“Niente. I just think you need some rest. All anyone cares about is seeing you walk for Mondelli in Italy for the first time anyway, which will happen tomorrow. It’s not necessary.”
The familiar noose around her neck tightened. Never mind that her appearance in London had been flawless. The press were out for blood... How long could she keep running before she cracked?
She swallowed her nerves back. “You aren’t going to pepper me with wedding stuff, are you? The gala might be preferable.” They were marrying in three and a half weeks after Paris Fashion Week, the last event of the season. Half the world was attending, and ever-in-control Rocco had it all under his thumb along with that efficient wedding planner of his.
Rocco gave her an even look. “Have you worked out your dress with Mario?”
“Yes.” It was exquisite. The very dress she would have picked if she’d been marrying him for love. Which she was. But he didn’t love her and it wasn’t a real marriage, so more the fool for her for wasting her dream dress on a sham wedding.
“He’s got Alessandra’s dress under control, too.” She’d asked Alessandra to be her maid of honor, as they’d gotten close these past few weeks, and somehow it just felt right with Petra gone.
His mouth twisted in a half smile. “Then you’re free and clear. If you can put up with me for an evening.”
Her whole body lit up like a Christmas tree at the thought of spending a real evening with him. Which was insane, really. She’d been latching on to that look she’d seen in his eyes that night in New York, the look she saw every now and again when they were making love. He cared. She wanted to turn it into love. She was a fool.
They ate fresh perch and baby potatoes, accompanied by a light pinot grigio, on the patio overlooking Lake Como. Olivia felt herself falling more in love with her fiancé with every minute that passed. When he was like this, when he was relaxed and not obsessed with business, he was that man she’d met in Navigli. Utterly, overwhelmingly gorgeous and charismatic.
Her stomach in knots, she gave up trying to eat and put her fork down.
Rocco had pushed his plate away and was looking at her expectantly. She nodded. He stood up and held out his hand. “Bring your wine. I want to show you something.”
They walked down the stone steps that descended from the twelfth-century villa into the waters of Lake Como. Flanked by two exquisite marble statues, they were formal steps, meant for receiving company by boat. Rocco sat down on them with his wine and tugged Olivia down beside him. The view as the sun set on the lake and sheer mountain face on the unseasonably warm evening was so utterly exquisite neither of them spoke for a long while.

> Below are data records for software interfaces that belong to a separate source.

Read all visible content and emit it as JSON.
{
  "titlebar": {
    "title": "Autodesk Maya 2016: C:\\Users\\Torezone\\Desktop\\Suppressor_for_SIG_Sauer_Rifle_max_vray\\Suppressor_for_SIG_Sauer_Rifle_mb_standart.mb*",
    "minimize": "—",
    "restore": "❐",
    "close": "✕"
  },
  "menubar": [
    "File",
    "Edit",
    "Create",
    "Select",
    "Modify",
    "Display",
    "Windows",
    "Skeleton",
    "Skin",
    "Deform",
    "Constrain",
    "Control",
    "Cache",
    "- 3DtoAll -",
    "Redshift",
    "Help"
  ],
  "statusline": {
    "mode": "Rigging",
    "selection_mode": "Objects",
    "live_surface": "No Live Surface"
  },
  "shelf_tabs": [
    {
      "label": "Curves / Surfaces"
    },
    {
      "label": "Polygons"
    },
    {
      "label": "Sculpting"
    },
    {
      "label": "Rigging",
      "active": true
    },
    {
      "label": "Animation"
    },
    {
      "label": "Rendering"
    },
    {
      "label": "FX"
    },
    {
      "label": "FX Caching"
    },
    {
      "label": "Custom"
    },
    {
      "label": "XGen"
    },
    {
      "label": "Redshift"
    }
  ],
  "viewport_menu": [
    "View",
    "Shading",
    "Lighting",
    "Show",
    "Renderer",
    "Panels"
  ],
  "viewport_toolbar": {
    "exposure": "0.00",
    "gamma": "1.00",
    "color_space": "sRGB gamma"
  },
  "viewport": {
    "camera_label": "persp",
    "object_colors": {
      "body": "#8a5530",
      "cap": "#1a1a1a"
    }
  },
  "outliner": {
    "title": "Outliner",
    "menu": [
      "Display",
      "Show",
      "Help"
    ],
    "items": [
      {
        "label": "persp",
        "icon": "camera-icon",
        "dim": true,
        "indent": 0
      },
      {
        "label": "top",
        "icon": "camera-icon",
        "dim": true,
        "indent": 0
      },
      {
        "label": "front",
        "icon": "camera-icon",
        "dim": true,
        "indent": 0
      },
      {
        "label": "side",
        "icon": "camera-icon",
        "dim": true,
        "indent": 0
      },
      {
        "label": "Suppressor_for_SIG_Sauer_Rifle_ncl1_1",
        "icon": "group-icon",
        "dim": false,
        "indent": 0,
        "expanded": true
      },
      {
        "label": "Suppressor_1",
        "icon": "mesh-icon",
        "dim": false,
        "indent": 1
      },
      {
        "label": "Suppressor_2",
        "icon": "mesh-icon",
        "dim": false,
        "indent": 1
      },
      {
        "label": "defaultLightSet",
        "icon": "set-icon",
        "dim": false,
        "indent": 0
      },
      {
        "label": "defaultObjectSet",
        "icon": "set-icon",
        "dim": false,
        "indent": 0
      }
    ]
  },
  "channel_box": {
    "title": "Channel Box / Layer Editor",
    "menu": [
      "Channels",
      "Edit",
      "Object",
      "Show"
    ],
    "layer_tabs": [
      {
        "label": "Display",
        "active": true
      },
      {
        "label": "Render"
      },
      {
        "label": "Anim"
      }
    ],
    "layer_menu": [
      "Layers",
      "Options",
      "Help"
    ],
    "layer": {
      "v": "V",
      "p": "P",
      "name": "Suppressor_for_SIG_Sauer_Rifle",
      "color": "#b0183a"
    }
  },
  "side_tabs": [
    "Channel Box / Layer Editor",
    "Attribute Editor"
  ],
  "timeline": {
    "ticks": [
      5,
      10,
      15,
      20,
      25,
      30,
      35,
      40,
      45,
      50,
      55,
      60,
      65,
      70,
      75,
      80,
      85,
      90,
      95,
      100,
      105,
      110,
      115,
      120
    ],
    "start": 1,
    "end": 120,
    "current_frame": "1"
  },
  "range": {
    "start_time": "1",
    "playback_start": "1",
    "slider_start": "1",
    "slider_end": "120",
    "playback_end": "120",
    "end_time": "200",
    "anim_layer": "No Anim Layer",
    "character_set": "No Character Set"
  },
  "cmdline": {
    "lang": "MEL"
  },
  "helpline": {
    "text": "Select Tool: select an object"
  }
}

“I used to come here at night,” Rocco finally said. “When I couldn’t sleep. We scattered my mother’s ashes in this lake.”